One of the tenets of the Jehovah’s Witnesses is use of the name Jehovah. Though this name never appears in any of the 5,500 known manuscript of the Greek New Testament, the Watchtower has penciled it in its New World Translation (NWT) 237 times from Matthew to Revelation.
Among those entries is Romans 10:13 where the NWT reads: “For ‘everyone who calls on the name of Jehovah will be saved.’” The Witnesses justify changing the word from the original of KURIOS (Lord) to Jehovah because this passage contains a quotation from Joel 2:32 and that prophet used that Hebrew word Jehovah. But the original language word in the Greek manuscripts of Romans is actually KURIOS (Lord). Interestingly, the most common version of the Bible in Jesus day was the Greek translation of the Old Testament, the Septuagint, which also used the word KURIOS in Joel 2:32. The Watchtower Society has often said that it follows the practices of the early church and teaches what the Bible says, but is that so?
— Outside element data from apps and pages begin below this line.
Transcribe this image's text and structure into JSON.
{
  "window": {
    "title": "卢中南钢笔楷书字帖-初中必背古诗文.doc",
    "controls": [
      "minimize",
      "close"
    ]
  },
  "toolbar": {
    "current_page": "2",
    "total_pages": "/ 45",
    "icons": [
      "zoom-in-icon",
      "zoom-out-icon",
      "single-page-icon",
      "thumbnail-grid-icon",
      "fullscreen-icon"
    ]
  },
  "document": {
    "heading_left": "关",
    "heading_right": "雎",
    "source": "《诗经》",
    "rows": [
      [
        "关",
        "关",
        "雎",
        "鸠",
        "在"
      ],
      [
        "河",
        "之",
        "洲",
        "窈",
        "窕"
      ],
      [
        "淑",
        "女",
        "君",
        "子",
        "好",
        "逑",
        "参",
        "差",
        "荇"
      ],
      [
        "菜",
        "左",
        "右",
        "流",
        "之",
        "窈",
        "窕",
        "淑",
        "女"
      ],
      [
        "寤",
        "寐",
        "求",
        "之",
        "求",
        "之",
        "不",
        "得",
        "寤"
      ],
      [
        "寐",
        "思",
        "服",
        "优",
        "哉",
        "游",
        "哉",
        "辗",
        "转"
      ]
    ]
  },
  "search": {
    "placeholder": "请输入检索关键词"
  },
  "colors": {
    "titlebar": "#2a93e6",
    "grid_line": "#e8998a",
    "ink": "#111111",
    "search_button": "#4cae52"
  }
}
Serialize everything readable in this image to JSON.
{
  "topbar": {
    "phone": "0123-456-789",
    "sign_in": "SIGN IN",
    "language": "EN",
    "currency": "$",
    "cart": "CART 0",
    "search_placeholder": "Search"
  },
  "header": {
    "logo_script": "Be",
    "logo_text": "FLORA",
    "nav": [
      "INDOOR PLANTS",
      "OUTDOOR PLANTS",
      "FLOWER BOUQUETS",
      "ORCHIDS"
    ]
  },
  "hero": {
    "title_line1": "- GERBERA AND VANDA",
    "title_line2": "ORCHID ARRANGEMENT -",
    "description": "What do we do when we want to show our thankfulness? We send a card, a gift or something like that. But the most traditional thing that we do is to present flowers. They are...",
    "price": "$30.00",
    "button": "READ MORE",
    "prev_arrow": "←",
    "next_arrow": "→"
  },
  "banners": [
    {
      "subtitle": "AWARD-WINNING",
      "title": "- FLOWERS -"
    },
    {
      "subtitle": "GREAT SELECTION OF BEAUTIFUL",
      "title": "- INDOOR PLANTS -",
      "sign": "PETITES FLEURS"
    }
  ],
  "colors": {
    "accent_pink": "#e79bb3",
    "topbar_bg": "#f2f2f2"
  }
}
Compare this Watchtower teaching with a passage found in Acts 9. Saul of Tarsus has just been saved on the Damascus Road and rendered blind when the Lord appeared to a man named Ananias and told him to visit the newly saved Pharisee Saul. The Lord’s words were recorded by Luke.
“Get up and go to the street called Straight, and inquire at the house of Judas for a man from Tarsus named Saul, for he is praying, and he has seen in a vision a man named Ananias come in and lay his hands on him, so that he might regain his sight.” But Ananias answered, “Lord, I have heard from many about this man, how much harm he did to Your saints at Jerusalem; and here he has authority from the chief priests to bind all who call on your name (Acts 9:11-14).
In this conversation Ananias had with the Lord, he mentioned that the authority and mission Saul had been assigned required everyone who called “on your name” to be arrested; apparently, Christians could be identified by the fact that they called upon the name of the Lord. But who was Ananias talking about?
Once Ananias traveled to Damascus and caught up with Saul of Tarsus, he said to him—and carefully note his words:
“Brother Saul, the Lord Jesus, who appeared to you on the road by which you were coming, has sent me so that you may regain your sight and be filled with the Holy Spirit” (9:17b-18).
The Lord who spoke to Ananias was none other than the Lord Jesus; it was his name that the believers called upon and how they were identified as Christians. (Keep in mind that the word Jehovah nowhere appears in any of the 5,500 extant manuscripts of the Greek New Testament.)
The Apostle Peter also made it clear that the name of the Lord Jesus is the only name for salvation.
“There is salvation in no one else; for there is no other name under heaven that has been given among men by which we must be saved” (Acts 4:12).
If the name of the Lord Jesus is the only name by which we are saved, Romans 10:13 must be talking about Him because it speaks of salvation and the name of the Lord. The Jehovah’s Witnesses’ own version of the Bible refers to that person as Jehovah. “For ‘everyone who calls on the name of Jehovah will be saved.’” Notice also what Paul wrote to the Colossian Christians, “Whatever you do in word or deed, do all in the name of the Lord Jesus, giving thanks through Him to God the Father” (Col. 3:17).
If the early church called upon the name of the Lord Jesus for salvation, than the Jehovah’s Witnesses are not practicing what the early church practiced, nor are they teaching what the Bible teaches.
The name that is to dominate a Christian’s life and conduct is the name of the Lord Jesus.
The Jehovah’s Witnesses revolve around a completely different name that doesn’t appear in the New Testament.